Ukraine: The humanitarian catastrophe

The World
Refugees wait to travel back to Ukraine from the train station in Przemysl, southeastern Poland

Refugees wait to travel back to Ukraine from the train station in Przemysl, southeastern Poland, March 30, 2022.

Sergei Grits/AP

Nearly 4 million people have fled Ukraine in the largest exodus that Europe has seen since World War II. More than half of the children in the country have been displaced, according to UNICEF. And people of all ages who’ve remained, or have been internally displaced, are faced with a faltering health care system. Many people are also experiencing shortages of heat, water, electricity and food.

Ukraine also has high numbers of people living with HIV and Hepatitis C, and low vaccination rates against measles, polio and even COVID-19.

And the medical journal The Lancet recently reported that the “war in Ukraine could worsen what is already one of the world's most serious tuberculosis (TB) epidemics.”
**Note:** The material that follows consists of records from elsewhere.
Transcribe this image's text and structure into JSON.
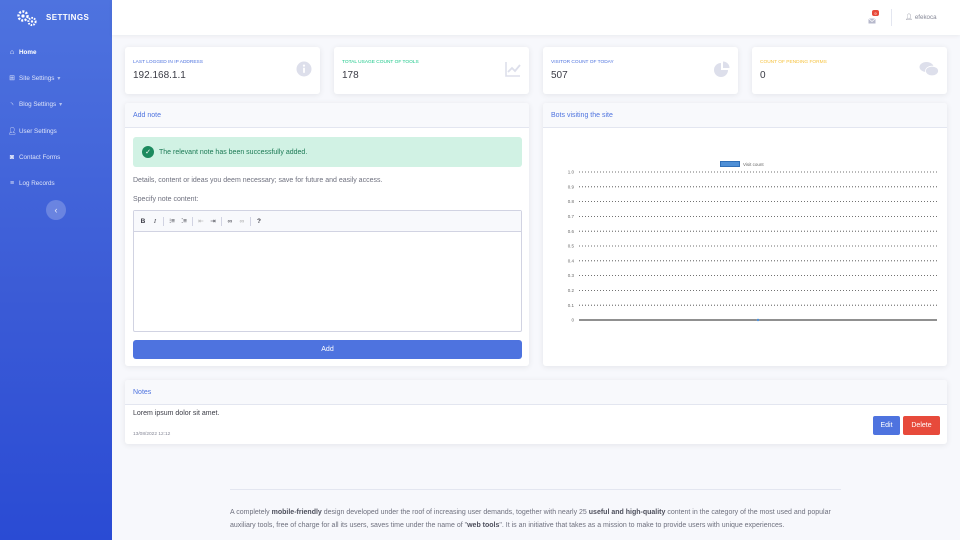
{
  "brand": {
    "title": "SETTINGS"
  },
  "sidebar": {
    "items": [
      {
        "label": "Home",
        "icon": "home-icon",
        "active": true
      },
      {
        "label": "Site Settings",
        "icon": "sitemap-icon",
        "caret": true
      },
      {
        "label": "Blog Settings",
        "icon": "rss-icon",
        "caret": true
      },
      {
        "label": "User Settings",
        "icon": "user-icon"
      },
      {
        "label": "Contact Forms",
        "icon": "comments-icon"
      },
      {
        "label": "Log Records",
        "icon": "database-icon"
      }
    ],
    "toggle_icon": "chevron-left-icon"
  },
  "topbar": {
    "notification_count": "9",
    "username": "efekoca"
  },
  "stats": [
    {
      "label": "LAST LOGGED IN IP ADDRESS",
      "value": "192.168.1.1",
      "icon": "info-circle-icon",
      "color": "#4e73df"
    },
    {
      "label": "TOTAL USAGE COUNT OF TOOLS",
      "value": "178",
      "icon": "chart-line-icon",
      "color": "#1cc88a"
    },
    {
      "label": "VISITOR COUNT OF TODAY",
      "value": "507",
      "icon": "chart-pie-icon",
      "color": "#4e73df"
    },
    {
      "label": "COUNT OF PENDING FORMS",
      "value": "0",
      "icon": "comments-icon",
      "color": "#f6c23e"
    }
  ],
  "add_note": {
    "title": "Add note",
    "alert": "The relevant note has been successfully added.",
    "description": "Details, content or ideas you deem necessary; save for future and easily access.",
    "field_label": "Specify note content:",
    "toolbar": [
      "B",
      "I",
      "ol",
      "ul",
      "outdent",
      "indent",
      "link",
      "unlink",
      "?"
    ],
    "button": "Add"
  },
  "bots": {
    "title": "Bots visiting the site",
    "chart_data": {
      "type": "line",
      "series": [
        {
          "name": "Visit count",
          "values": [
            0
          ]
        }
      ],
      "yticks": [
        "1.0",
        "0.9",
        "0.8",
        "0.7",
        "0.6",
        "0.5",
        "0.4",
        "0.3",
        "0.2",
        "0.1",
        "0"
      ],
      "ylim": [
        0,
        1
      ],
      "grid": true,
      "legend": "top"
    }
  },
  "notes": {
    "title": "Notes",
    "items": [
      {
        "text": "Lorem ipsum dolor sit amet.",
        "date": "13/08/2022 12:12"
      }
    ],
    "edit_label": "Edit",
    "delete_label": "Delete"
  },
  "footer": {
    "p1": "A completely ",
    "b1": "mobile-friendly",
    "p2": " design developed under the roof of increasing user demands, together with nearly 25 ",
    "b2": "useful and high-quality",
    "p3": " content in the category of the most used and popular auxiliary tools, free of charge for all its users, saves time under the name of \"",
    "b3": "web tools",
    "p4": "\". It is an initiative that takes as a mission to make to provide users with unique experiences."
  }
}
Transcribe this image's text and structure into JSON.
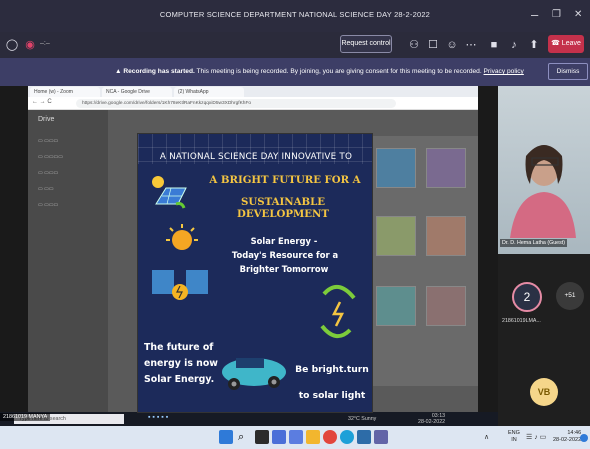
{
  "window": {
    "title": "COMPUTER SCIENCE DEPARTMENT NATIONAL SCIENCE DAY 28-2-2022",
    "minimize": "–",
    "maximize": "❐",
    "close": "✕"
  },
  "toolbar": {
    "timer": "–:–",
    "request_control": "Request control",
    "leave": "Leave"
  },
  "banner": {
    "bold": "Recording has started.",
    "text": " This meeting is being recorded. By joining, you are giving consent for this meeting to be recorded.",
    "link": "Privacy policy",
    "dismiss": "Dismiss"
  },
  "browser": {
    "tabs": [
      "Home (w) - Zoom",
      "NCA - Google Drive",
      "(2) WhatsApp"
    ],
    "url": "https://drive.google.com/drive/folders/1Kh78eKtlRaFnKkzqqxiD5w3XDhrgfKhFo",
    "drive_title": "Drive"
  },
  "poster": {
    "header": "A NATIONAL SCIENCE DAY INNOVATIVE TO",
    "headline_1": "A BRIGHT FUTURE FOR A",
    "headline_2": "SUSTAINABLE DEVELOPMENT",
    "solar_1": "Solar Energy -",
    "solar_2": "Today's Resource for a",
    "solar_3": "Brighter Tomorrow",
    "future_1": "The future of",
    "future_2": "energy is now",
    "future_3": "Solar Energy.",
    "bright_1": "Be bright.turn",
    "bright_2": "to solar light",
    "colors": {
      "bg": "#1c2a5a",
      "headline": "#f4c542"
    }
  },
  "participants": {
    "presenter": "Dr. D. Hema Latha (Guest)",
    "avatar_2_letter": "2",
    "avatar_2_label": "21861019LMA...",
    "more": "+51",
    "vb": "VB"
  },
  "inner_taskbar": {
    "share_label": "21861019 MANYA",
    "search": "Type here to search",
    "weather": "32°C Sunny",
    "time": "03:13",
    "date": "28-02-2022"
  },
  "taskbar": {
    "lang": "ENG",
    "lang2": "IN",
    "time": "14:46",
    "date": "28-02-2022"
  }
}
As part of our regular series of conversations with Harvard University’s T.H. Chan’s School of Public Health, The World’s reporter Elana Gordon moderated a discussion with Michael VanRooyen, director of the Harvard Humanitarian Initiative, about the dire situation and the multiple health risks that refugees from Ukraine, and from around the world, face. VanRooyen is also the chairman of Emergency Medicine at Brigham and Women’s Hospital (@HHI).

You can find more discussions by clicking here.